Your best chance of surviving a bushfire is to plan in advance and be prepared for the decisions you will have to make about leaving or staying and defending.

Most people underestimate what it’s like to experience a bushfire. A bushfire will turn day into night and sound like the roar of a jet plane. Smoke will burn your eyes, the heat radiated by the fire will sear your skin and the hail of embers coming down is relentless. What would you do if a bushfire threatened your home and family?

Your first step to get prepared is taking 5 minutes to start your bushfire plan.

Start your plan now

My Bushfire Plan

My Bushfire Plan is a bushfire preparedness tool, providing you with one place to prepare, store, print, share and update your bushfire plan anytime, from any device.

Prepare for a bushfire now and protect what matters most.

Visit My Bushfire Plan

Know your Fire Danger Rating

Fire Danger Ratings (FDR) tell you how dangerous a fire would be if one started. The higher the FDR, the more severe the bushfire will be.

If you are in a bushfire risk area you need to stay informed and know what the FDR is for your area each day.

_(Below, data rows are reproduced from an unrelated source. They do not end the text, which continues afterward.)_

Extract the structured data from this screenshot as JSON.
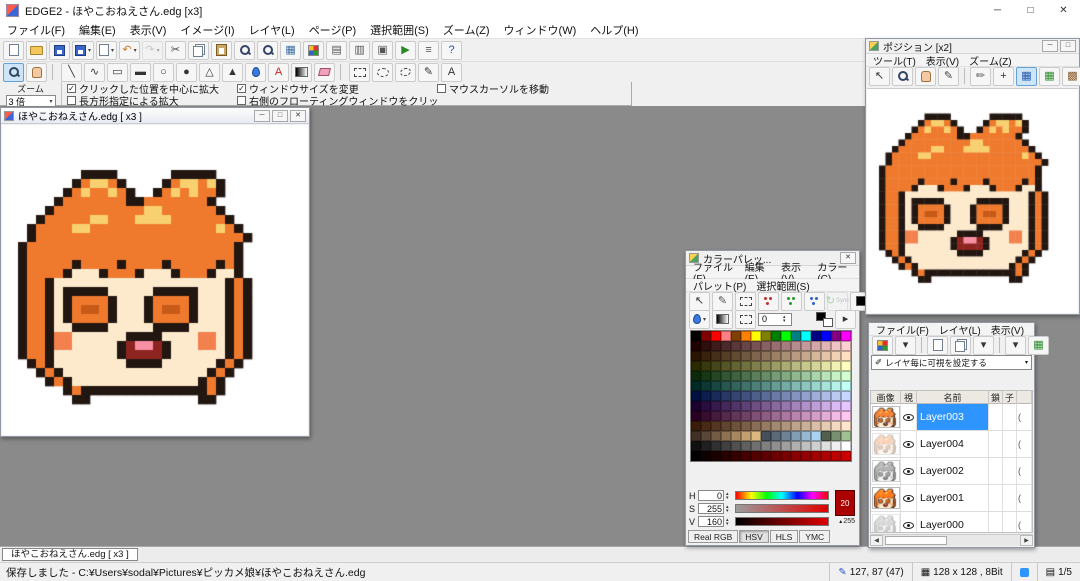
{
  "icons": {
    "dropdown": "▾",
    "check": "✓",
    "up": "▴",
    "down": "▾",
    "left": "◀",
    "right": "▶",
    "expand": "▸"
  },
  "colors": {
    "selected_layer": "#2e95ff",
    "workspace": "#8a8a8a",
    "titlebar": "#ffffff",
    "toolbar": "#f0f0f0",
    "canvas_bg": "#ffffff",
    "pressed_tool": "#cde6f7",
    "current_color": "#aa0000"
  },
  "window": {
    "title": "EDGE2 - ほやこおねえさん.edg [x3]",
    "controls": [
      {
        "name": "minimize-button",
        "glyph": "─"
      },
      {
        "name": "maximize-button",
        "glyph": "□"
      },
      {
        "name": "close-button",
        "glyph": "✕"
      }
    ]
  },
  "menubar": [
    {
      "id": "file",
      "label": "ファイル(F)"
    },
    {
      "id": "edit",
      "label": "編集(E)"
    },
    {
      "id": "view",
      "label": "表示(V)"
    },
    {
      "id": "image",
      "label": "イメージ(I)"
    },
    {
      "id": "layer",
      "label": "レイヤ(L)"
    },
    {
      "id": "page",
      "label": "ページ(P)"
    },
    {
      "id": "selection",
      "label": "選択範囲(S)"
    },
    {
      "id": "zoom",
      "label": "ズーム(Z)"
    },
    {
      "id": "window",
      "label": "ウィンドウ(W)"
    },
    {
      "id": "help",
      "label": "ヘルプ(H)"
    }
  ],
  "toolbar_main": [
    {
      "name": "new-file-button",
      "icon": "page"
    },
    {
      "name": "open-file-button",
      "icon": "folder"
    },
    {
      "name": "save-file-button",
      "icon": "floppy"
    },
    {
      "name": "save-as-button",
      "icon": "floppy",
      "arrow": true
    },
    {
      "name": "export-page-button",
      "icon": "page",
      "arrow": true
    },
    {
      "name": "undo-button",
      "icon": "glyph",
      "glyph": "↶",
      "color": "#c87820",
      "arrow": true
    },
    {
      "name": "redo-button",
      "icon": "glyph",
      "glyph": "↷",
      "color": "#999999",
      "arrow": true,
      "disabled": true
    },
    {
      "name": "cut-button",
      "icon": "glyph",
      "glyph": "✂",
      "color": "#444444"
    },
    {
      "name": "copy-button",
      "icon": "copy"
    },
    {
      "name": "paste-button",
      "icon": "paste"
    },
    {
      "name": "zoom-in-button",
      "icon": "mag"
    },
    {
      "name": "zoom-out-button",
      "icon": "mag"
    },
    {
      "name": "grid-button",
      "icon": "glyph",
      "glyph": "▦",
      "color": "#3a6ea5"
    },
    {
      "name": "palette-button",
      "icon": "palette"
    },
    {
      "name": "pages-button",
      "icon": "glyph",
      "glyph": "▤",
      "color": "#555555"
    },
    {
      "name": "tile-windows-button",
      "icon": "glyph",
      "glyph": "▥",
      "color": "#555555"
    },
    {
      "name": "cascade-windows-button",
      "icon": "glyph",
      "glyph": "▣",
      "color": "#555555"
    },
    {
      "name": "play-animation-button",
      "icon": "glyph",
      "glyph": "▶",
      "color": "#2a8a2a"
    },
    {
      "name": "settings-button",
      "icon": "glyph",
      "glyph": "≡",
      "color": "#555555"
    },
    {
      "name": "help-button",
      "icon": "glyph",
      "glyph": "?",
      "color": "#2255aa"
    }
  ],
  "toolbar_tools": [
    {
      "name": "zoom-tool",
      "icon": "mag",
      "pressed": true
    },
    {
      "name": "hand-tool",
      "icon": "hand"
    },
    {
      "name": "sep"
    },
    {
      "name": "line-tool",
      "icon": "glyph",
      "glyph": "╲",
      "color": "#333333"
    },
    {
      "name": "curve-tool",
      "icon": "glyph",
      "glyph": "∿",
      "color": "#333333"
    },
    {
      "name": "rect-tool",
      "icon": "glyph",
      "glyph": "▭",
      "color": "#333333"
    },
    {
      "name": "filled-rect-tool",
      "icon": "glyph",
      "glyph": "▬",
      "color": "#333333"
    },
    {
      "name": "ellipse-tool",
      "icon": "glyph",
      "glyph": "○",
      "color": "#333333"
    },
    {
      "name": "filled-ellipse-tool",
      "icon": "glyph",
      "glyph": "●",
      "color": "#333333"
    },
    {
      "name": "triangle-tool",
      "icon": "glyph",
      "glyph": "△",
      "color": "#333333"
    },
    {
      "name": "polygon-tool",
      "icon": "glyph",
      "glyph": "▲",
      "color": "#333333"
    },
    {
      "name": "fill-tool",
      "icon": "droplet"
    },
    {
      "name": "text-tool",
      "icon": "glyph",
      "glyph": "A",
      "color": "#cc2222"
    },
    {
      "name": "gradient-tool",
      "icon": "gradient"
    },
    {
      "name": "eraser-tool",
      "icon": "eraser"
    },
    {
      "name": "sep"
    },
    {
      "name": "select-rect-tool",
      "icon": "selrect"
    },
    {
      "name": "select-ellipse-tool",
      "icon": "selell"
    },
    {
      "name": "lasso-tool",
      "icon": "lasso"
    },
    {
      "name": "pen-tool",
      "icon": "glyph",
      "glyph": "✎",
      "color": "#333333"
    },
    {
      "name": "text-tool-2",
      "icon": "glyph",
      "glyph": "A",
      "color": "#333333"
    }
  ],
  "options": {
    "zoom_label": "ズーム",
    "zoom_value": "3 倍",
    "checkboxes": [
      {
        "id": "center-zoom",
        "label": "クリックした位置を中心に拡大",
        "checked": true
      },
      {
        "id": "resize-window",
        "label": "ウィンドウサイズを変更",
        "checked": true
      },
      {
        "id": "move-cursor",
        "label": "マウスカーソルを移動",
        "checked": false
      },
      {
        "id": "rect-zoom",
        "label": "長方形指定による拡大",
        "checked": false
      },
      {
        "id": "clip-floating",
        "label": "右側のフローティングウィンドウをクリッピング",
        "checked": false
      }
    ]
  },
  "canvas_window": {
    "title": "ほやこおねえさん.edg [ x3 ]",
    "controls": [
      {
        "name": "canvas-minimize-button",
        "glyph": "─"
      },
      {
        "name": "canvas-maximize-button",
        "glyph": "□"
      },
      {
        "name": "canvas-close-button",
        "glyph": "✕"
      }
    ]
  },
  "palette_window": {
    "title": "カラーパレッ...",
    "controls": [
      {
        "name": "palette-close-button",
        "glyph": "✕"
      }
    ],
    "menus_row1": [
      {
        "id": "file",
        "label": "ファイル(F)"
      },
      {
        "id": "edit",
        "label": "編集(E)"
      },
      {
        "id": "view",
        "label": "表示(V)"
      },
      {
        "id": "color",
        "label": "カラー(C)"
      }
    ],
    "menus_row2": [
      {
        "id": "palette",
        "label": "パレット(P)"
      },
      {
        "id": "selection",
        "label": "選択範囲(S)"
      }
    ],
    "tools_row1": [
      {
        "name": "palette-cursor-tool",
        "icon": "glyph",
        "glyph": "↖",
        "color": "#333333"
      },
      {
        "name": "palette-pen-tool",
        "icon": "glyph",
        "glyph": "✎",
        "color": "#555555"
      },
      {
        "name": "palette-range-tool",
        "icon": "selrect"
      },
      {
        "name": "droplet-set-red",
        "icon": "droplet3r"
      },
      {
        "name": "droplet-set-green",
        "icon": "droplet3g"
      },
      {
        "name": "droplet-set-blue",
        "icon": "droplet3b"
      },
      {
        "name": "sync-button",
        "icon": "glyph",
        "glyph": "↻",
        "color": "#58a858",
        "label": "Sync",
        "disabled": true
      },
      {
        "name": "current-color-box",
        "icon": "curcolor"
      }
    ],
    "tools_row2": [
      {
        "name": "fill-style-button",
        "icon": "droplet",
        "arrow": true
      },
      {
        "name": "gradient-style-button",
        "icon": "gradient"
      },
      {
        "name": "mask-style-button",
        "icon": "selrect"
      }
    ],
    "index_value": "0",
    "hsv": {
      "h_label": "H",
      "h": "0",
      "s_label": "S",
      "s": "255",
      "v_label": "V",
      "v": "160"
    },
    "swatch_index": "20",
    "swatch_alpha": "255",
    "tabs": [
      {
        "id": "realrgb",
        "label": "Real RGB"
      },
      {
        "id": "hsv",
        "label": "HSV",
        "active": true
      },
      {
        "id": "hls",
        "label": "HLS"
      },
      {
        "id": "ymc",
        "label": "YMC"
      }
    ],
    "grid": {
      "cols": 16,
      "rows": [
        {
          "colors": [
            "#000000",
            "#800000",
            "#ff0000",
            "#ff8080",
            "#804000",
            "#ff8000",
            "#ffff00",
            "#808000",
            "#008000",
            "#00ff00",
            "#008080",
            "#00ffff",
            "#000080",
            "#0000ff",
            "#800080",
            "#ff00ff"
          ]
        },
        {
          "ramp": [
            "#200000",
            "#ffd0d0"
          ]
        },
        {
          "ramp": [
            "#2a1400",
            "#ffdfc0"
          ]
        },
        {
          "ramp": [
            "#2a2a00",
            "#ffffc0"
          ]
        },
        {
          "ramp": [
            "#0a2a0a",
            "#d2ffd2"
          ]
        },
        {
          "ramp": [
            "#002a26",
            "#c2fff6"
          ]
        },
        {
          "ramp": [
            "#001040",
            "#c6d6ff"
          ]
        },
        {
          "ramp": [
            "#1c0030",
            "#e6c6ff"
          ]
        },
        {
          "ramp": [
            "#2a0024",
            "#ffc6f2"
          ]
        },
        {
          "ramp": [
            "#3a1c08",
            "#ffe6cc"
          ]
        },
        {
          "colors": [
            "#403028",
            "#5a4636",
            "#745c44",
            "#8e7252",
            "#a88860",
            "#c2a070",
            "#dcb880",
            "#46505a",
            "#5a6a78",
            "#6e8496",
            "#829eb4",
            "#96b8d2",
            "#aad2f0",
            "#50604a",
            "#78906e",
            "#a0c092"
          ]
        },
        {
          "ramp": [
            "#101010",
            "#ffffff"
          ]
        },
        {
          "ramp": [
            "#000000",
            "#cc0000"
          ]
        }
      ]
    }
  },
  "position_window": {
    "title": "ポジション [x2]",
    "controls": [
      {
        "name": "position-minimize-button",
        "glyph": "─"
      },
      {
        "name": "position-maximize-button",
        "glyph": "□"
      }
    ],
    "menus": [
      {
        "id": "tool",
        "label": "ツール(T)"
      },
      {
        "id": "view",
        "label": "表示(V)"
      },
      {
        "id": "zoom",
        "label": "ズーム(Z)"
      }
    ],
    "tools": [
      {
        "name": "position-cursor-tool",
        "icon": "glyph",
        "glyph": "↖",
        "color": "#333333"
      },
      {
        "name": "position-zoom-tool",
        "icon": "mag"
      },
      {
        "name": "position-hand-tool",
        "icon": "hand"
      },
      {
        "name": "position-pen-tool",
        "icon": "glyph",
        "glyph": "✎",
        "color": "#444444"
      },
      {
        "name": "sep"
      },
      {
        "name": "position-dropper-tool",
        "icon": "glyph",
        "glyph": "✏",
        "color": "#555555"
      },
      {
        "name": "position-crosshair-tool",
        "icon": "glyph",
        "glyph": "+",
        "color": "#333333"
      },
      {
        "name": "position-grid-toggle",
        "icon": "glyph",
        "glyph": "▦",
        "color": "#2255aa",
        "pressed": true
      },
      {
        "name": "position-layers-toggle",
        "icon": "glyph",
        "glyph": "▦",
        "color": "#2a8a2a"
      },
      {
        "name": "position-image-toggle",
        "icon": "glyph",
        "glyph": "▩",
        "color": "#8a5a2a"
      }
    ]
  },
  "layer_window": {
    "menus": [
      {
        "id": "file",
        "label": "ファイル(F)"
      },
      {
        "id": "layer",
        "label": "レイヤ(L)"
      },
      {
        "id": "view",
        "label": "表示(V)"
      }
    ],
    "tools": [
      {
        "name": "layer-palette-button",
        "icon": "palette"
      },
      {
        "name": "layer-palette-menu-button",
        "icon": "glyph",
        "glyph": "▾",
        "color": "#333333"
      },
      {
        "name": "sep"
      },
      {
        "name": "new-layer-button",
        "icon": "page"
      },
      {
        "name": "copy-layer-button",
        "icon": "copy"
      },
      {
        "name": "layer-menu-button",
        "icon": "glyph",
        "glyph": "▾",
        "color": "#333333"
      },
      {
        "name": "sep"
      },
      {
        "name": "merge-menu-button",
        "icon": "glyph",
        "glyph": "▾",
        "color": "#333333"
      },
      {
        "name": "layer-grid-button",
        "icon": "glyph",
        "glyph": "▦",
        "color": "#2a8a2a"
      }
    ],
    "visibility_dropdown": "レイヤ毎に可視を設定する",
    "headers": [
      "画像",
      "視",
      "名前",
      "鎖",
      "子"
    ],
    "clip_text": "(",
    "layers": [
      {
        "name": "Layer003",
        "selected": true,
        "visible": true,
        "thumb_filter": "contrast(1.05)"
      },
      {
        "name": "Layer004",
        "selected": false,
        "visible": true,
        "thumb_filter": "opacity(0.35)"
      },
      {
        "name": "Layer002",
        "selected": false,
        "visible": true,
        "thumb_filter": "grayscale(1) opacity(0.7)"
      },
      {
        "name": "Layer001",
        "selected": false,
        "visible": true,
        "thumb_filter": "saturate(1.3)"
      },
      {
        "name": "Layer000",
        "selected": false,
        "visible": true,
        "thumb_filter": "grayscale(1) opacity(0.35)"
      }
    ]
  },
  "doc_tab": "ほやこおねえさん.edg [ x3 ]",
  "statusbar": {
    "message": "保存しました - C:¥Users¥sodal¥Pictures¥ピッカメ娘¥ほやこおねえさん.edg",
    "coords": "127, 87 (47)",
    "image_info": "128 x 128 , 8Bit",
    "page_info": "1/5"
  },
  "pixel_art": {
    "palette": {
      "k": "#221611",
      "o": "#ef7a2e",
      "d": "#c85a18",
      "y": "#f8d070",
      "s": "#fdeacd",
      "r": "#f2814e",
      "m": "#8e2420",
      "p": "#f890a4",
      "w": "#ffffff"
    },
    "rows": [
      "..............................",
      ".......kkkk......kkkkk........",
      "......koyyok....koyyoyk.......",
      ".....koyooyok..koyoyook.......",
      "....koooooookkoooooook........",
      "...kooooooooooyyooooook.......",
      "..koooooyyoooyyyyooooook......",
      ".kooooyyooooooooooooooyok.....",
      ".koooooooooooooooooooooook....",
      "koooooooooooooooooooooook.....",
      "koooooooooooooooooooooook.....",
      "koooookooookooookoooookok.....",
      "kooookssskoookssskoookssk.....",
      "kookssssssssssssssssssskok....",
      "kookskkkkkssssskkkkkssskok....",
      "kookskooookssskooookssskok....",
      "kookskoddokssskoddokssskok....",
      "kookskooookssskooookssskok....",
      "kooksskkkkssssskkkksssskok....",
      "kookrrsssssskkkkssssrrskok....",
      "kookrrssssskmppmksssrrskok....",
      "kookssssssskmmmmksssssskok....",
      ".koksssssssskkkksssssskok.....",
      "..koksssssssssssssssskok......",
      "...koksssssssssssssskok.......",
      ".....kokkkkkkkkkkkkkkok.......",
      "......kk............kk........"
    ]
  }
}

When the FDR is extreme or catastrophic, it means any fires that start are likely to be so intense that even a well prepared and actively defended home may not survive. In these cases, your best chance of survival is to leave early. Finding out the FDR should be the first step in actioning your Bushfire Survival Plan. You should consider the rating when you decide whether to stay and actively defend your property or whether to leave early.

Know the bushfire alerts and warnings

If you live in a bushfire risk area, you need to understand the Bushfire Warning Systems before a fire threatens your home. The alerts give information on how severe a bushfire is once it’s started. Alerts have four warning levels indicating the increasing risk to your life or property, and the decreasing amount of time you have until the fire arrives.

Get the factsheet

For all current bushfire alerts and warnings visit

Prepare your emergency kit

Your household should have an emergency kit packed and ready to go if you need to leave your home for a safer location. Download and print this list so you and your family can tick off essential items.

Find more information about preparing an emergency kit here.

Prepare your home and property

Firefighters will be too busy fighting fires on the frontline to defend your home and property, so it is your responsibility to be prepared. Download, print and complete the Property Preparation Checklist to give your home and property the best possible chance of surviving a bushfire.

Managing vegetation around buildings

New Standards in Western Australia are making it easier for people to protect their property from bushfires. The introduction of Bush Fire Risk Treatment Standards allows landowners or occupiers, within certain areas of the State, the ability to undertake specific vegetation management activities around residential and public buildings. If followed, the Standards ensure they will not be liable to prosecution under other laws. Open the Standards here or visit the Western Australian Government Gazette.

The Standards apply to all bushfire prone areas of WA, but there are some exclusions to protect important environmental or heritage sites. To read the exclusions to the Standards, download the PDF here.

DFES has released a guide to help owners and occupiers of land understand where the Standards apply, and the vegetation management activities that are covered. For more information, download Guide for applying the Bush Fire Risk Treatment Standards.

Asset Protection Zones

As a property owner, you have an important role in reducing the bushfire risk to occupants, visitors and neighbours. One of the most important steps is the creation and maintenance of an

Asset Protection Zone (APZ).

An APZ is a low-fuel area immediately surrounding a building. It should include a defendable space adjacent to the building, which is no less than three metres in width, has minimal vegetation and is free from combustible items and obstructions. If correctly designed and maintained, an APZ can increase the likelihood that your building can be defended during a bushfire and that it will survive if left undefended.

Prepare your pets and livestock

When preparing your bushfire plan, think about the welfare of your pets and livestock. You have a duty of care for them, and having a plan means you can act early to give your animals the best chance of survival.

If you can’t take them to an alternative location in advance, you should plan to find a safe area on your property for them to shelter. For livestock, look for a large, well fenced sandy area without trees or buildings nearby, and easy access to a dam. Ensure that your animals have access to adequate food and water.

Prepare your community with

Bushfire Ready is a community-led program that encourages local residents to learn about planning and preparing for bushfires by working together.